### WORK REQUEST
The reply must consist of one number: how many lines of the data include the word "down".

[Dataset rows describing interfaces]
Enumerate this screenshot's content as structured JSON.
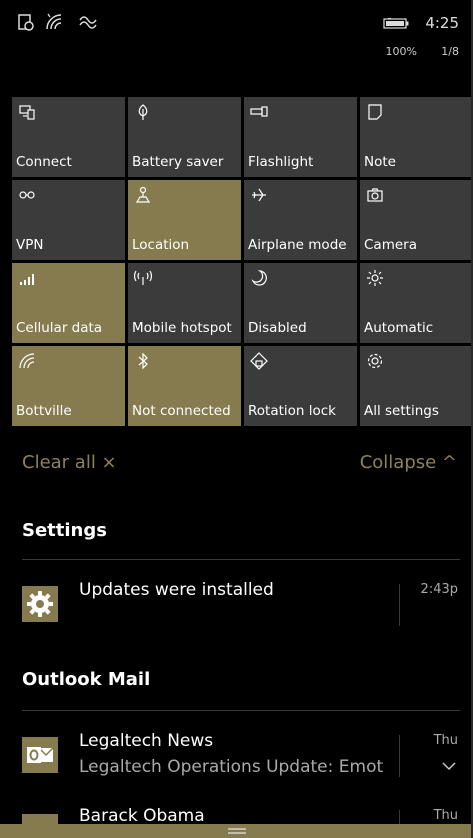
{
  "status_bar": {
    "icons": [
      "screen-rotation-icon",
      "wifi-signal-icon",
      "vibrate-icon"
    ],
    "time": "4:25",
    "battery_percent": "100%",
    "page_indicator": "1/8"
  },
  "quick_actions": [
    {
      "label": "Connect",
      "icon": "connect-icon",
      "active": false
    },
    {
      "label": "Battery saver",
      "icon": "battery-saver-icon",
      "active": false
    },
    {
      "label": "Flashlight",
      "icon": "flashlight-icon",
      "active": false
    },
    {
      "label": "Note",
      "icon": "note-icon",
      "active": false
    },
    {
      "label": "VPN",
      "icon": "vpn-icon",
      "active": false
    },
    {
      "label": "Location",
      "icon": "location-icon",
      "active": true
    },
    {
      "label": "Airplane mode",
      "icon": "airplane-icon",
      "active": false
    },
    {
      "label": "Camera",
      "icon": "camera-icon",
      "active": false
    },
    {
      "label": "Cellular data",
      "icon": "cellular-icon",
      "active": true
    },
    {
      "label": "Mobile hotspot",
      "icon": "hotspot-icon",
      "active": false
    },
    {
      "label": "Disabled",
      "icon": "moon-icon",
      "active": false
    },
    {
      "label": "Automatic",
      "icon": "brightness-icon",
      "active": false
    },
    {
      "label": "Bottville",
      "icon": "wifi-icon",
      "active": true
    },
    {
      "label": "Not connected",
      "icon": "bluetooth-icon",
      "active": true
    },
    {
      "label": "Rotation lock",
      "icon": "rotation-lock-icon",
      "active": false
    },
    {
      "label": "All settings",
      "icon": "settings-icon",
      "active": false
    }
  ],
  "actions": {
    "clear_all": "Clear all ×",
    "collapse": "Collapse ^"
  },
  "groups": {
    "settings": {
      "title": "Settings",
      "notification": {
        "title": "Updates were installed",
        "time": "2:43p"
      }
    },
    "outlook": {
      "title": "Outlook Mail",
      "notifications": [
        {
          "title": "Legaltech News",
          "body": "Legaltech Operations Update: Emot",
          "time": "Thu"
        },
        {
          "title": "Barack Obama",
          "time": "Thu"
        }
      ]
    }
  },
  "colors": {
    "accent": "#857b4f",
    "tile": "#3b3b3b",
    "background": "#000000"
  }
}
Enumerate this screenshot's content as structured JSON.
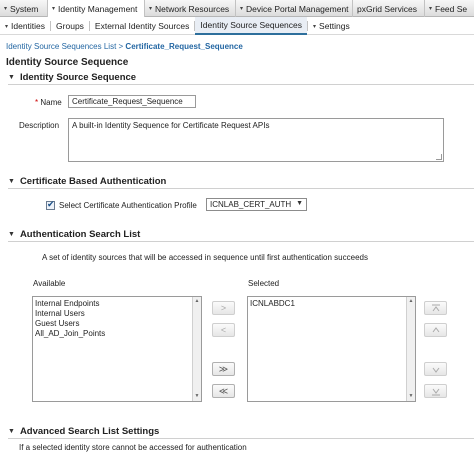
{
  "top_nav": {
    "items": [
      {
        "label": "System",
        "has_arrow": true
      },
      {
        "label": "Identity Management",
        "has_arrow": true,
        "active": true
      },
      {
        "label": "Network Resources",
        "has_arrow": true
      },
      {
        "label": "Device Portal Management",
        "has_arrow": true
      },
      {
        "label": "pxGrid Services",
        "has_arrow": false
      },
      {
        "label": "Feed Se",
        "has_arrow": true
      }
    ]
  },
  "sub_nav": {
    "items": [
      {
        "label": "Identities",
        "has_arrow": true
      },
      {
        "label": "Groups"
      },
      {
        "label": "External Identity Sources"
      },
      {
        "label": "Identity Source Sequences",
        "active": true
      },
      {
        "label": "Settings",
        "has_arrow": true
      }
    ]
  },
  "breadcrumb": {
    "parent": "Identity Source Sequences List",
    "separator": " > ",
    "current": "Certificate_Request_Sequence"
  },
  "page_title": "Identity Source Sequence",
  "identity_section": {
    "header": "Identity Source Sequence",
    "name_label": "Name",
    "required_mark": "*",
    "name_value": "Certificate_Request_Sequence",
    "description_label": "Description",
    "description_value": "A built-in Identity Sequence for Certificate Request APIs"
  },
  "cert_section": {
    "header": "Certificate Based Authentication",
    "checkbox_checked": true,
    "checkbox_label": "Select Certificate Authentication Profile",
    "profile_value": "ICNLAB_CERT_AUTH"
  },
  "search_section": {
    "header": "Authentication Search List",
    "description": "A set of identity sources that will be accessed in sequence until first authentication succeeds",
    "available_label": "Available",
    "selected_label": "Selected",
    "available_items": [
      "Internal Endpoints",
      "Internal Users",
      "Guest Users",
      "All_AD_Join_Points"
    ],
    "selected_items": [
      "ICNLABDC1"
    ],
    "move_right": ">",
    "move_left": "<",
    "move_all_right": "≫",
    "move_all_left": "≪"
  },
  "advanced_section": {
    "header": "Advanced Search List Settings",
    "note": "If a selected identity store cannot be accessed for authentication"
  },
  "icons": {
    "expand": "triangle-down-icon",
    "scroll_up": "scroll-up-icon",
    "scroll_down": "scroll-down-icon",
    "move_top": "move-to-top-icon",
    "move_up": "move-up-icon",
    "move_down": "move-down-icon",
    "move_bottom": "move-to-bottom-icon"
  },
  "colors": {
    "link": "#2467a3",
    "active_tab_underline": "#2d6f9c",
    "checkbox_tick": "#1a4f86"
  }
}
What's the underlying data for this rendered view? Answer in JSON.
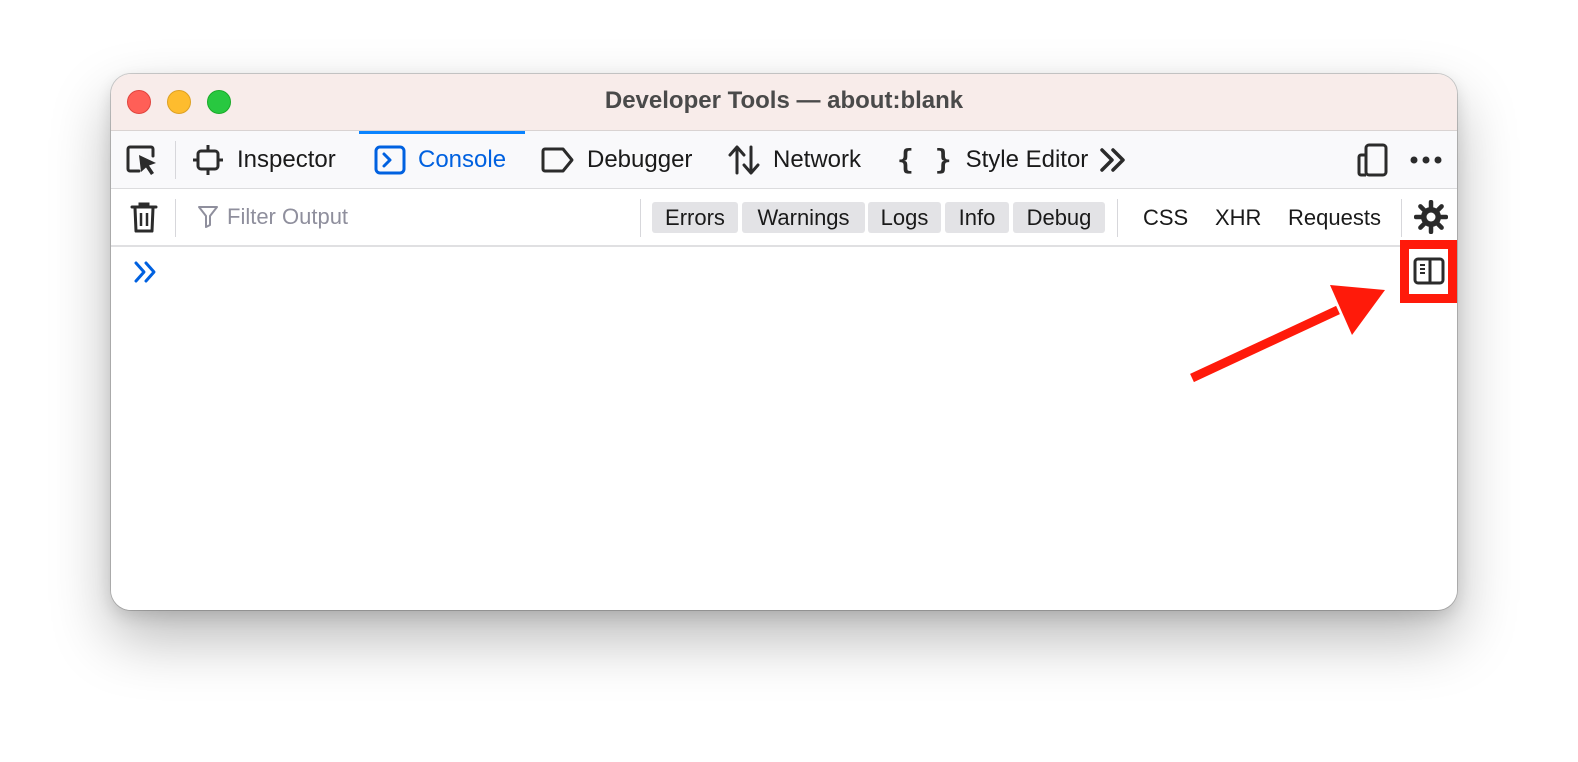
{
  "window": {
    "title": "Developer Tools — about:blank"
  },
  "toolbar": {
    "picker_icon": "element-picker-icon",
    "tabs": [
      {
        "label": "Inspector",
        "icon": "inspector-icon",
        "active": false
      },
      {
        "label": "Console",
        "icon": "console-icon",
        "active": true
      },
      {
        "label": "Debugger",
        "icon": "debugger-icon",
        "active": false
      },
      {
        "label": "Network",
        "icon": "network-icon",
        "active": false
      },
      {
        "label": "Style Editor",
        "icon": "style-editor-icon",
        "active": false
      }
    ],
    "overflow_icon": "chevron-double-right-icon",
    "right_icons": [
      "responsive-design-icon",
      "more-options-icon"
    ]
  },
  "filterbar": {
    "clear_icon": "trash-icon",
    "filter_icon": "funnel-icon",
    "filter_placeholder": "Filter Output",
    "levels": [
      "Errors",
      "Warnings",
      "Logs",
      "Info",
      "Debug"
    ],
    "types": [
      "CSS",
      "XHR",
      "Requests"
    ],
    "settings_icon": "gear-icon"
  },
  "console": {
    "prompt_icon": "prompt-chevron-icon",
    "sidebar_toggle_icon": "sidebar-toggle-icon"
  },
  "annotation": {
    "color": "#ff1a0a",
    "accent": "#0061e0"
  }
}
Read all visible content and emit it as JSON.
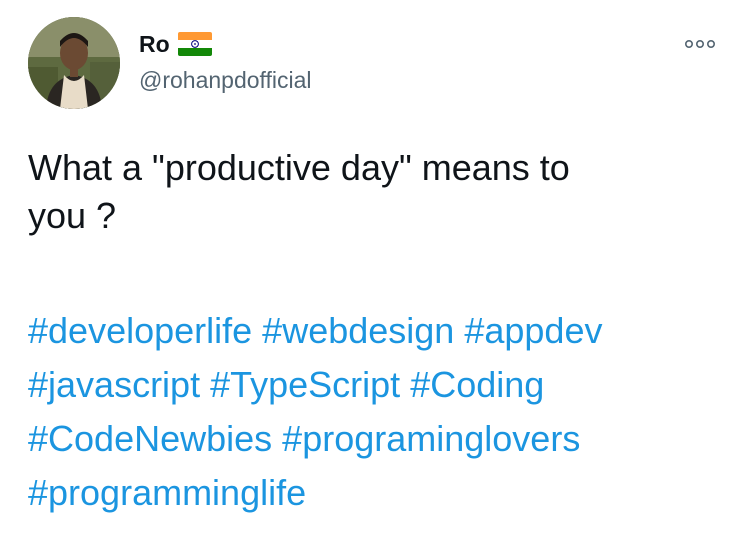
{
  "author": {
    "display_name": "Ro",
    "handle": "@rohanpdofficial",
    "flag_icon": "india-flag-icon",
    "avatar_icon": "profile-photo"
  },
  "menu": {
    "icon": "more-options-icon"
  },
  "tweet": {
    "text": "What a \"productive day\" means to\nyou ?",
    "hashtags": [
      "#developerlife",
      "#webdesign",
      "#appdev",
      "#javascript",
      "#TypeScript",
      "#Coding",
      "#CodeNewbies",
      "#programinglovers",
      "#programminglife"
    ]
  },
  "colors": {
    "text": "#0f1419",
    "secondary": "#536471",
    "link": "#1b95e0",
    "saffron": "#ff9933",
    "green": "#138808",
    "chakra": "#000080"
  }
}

### ANSWER BOX
3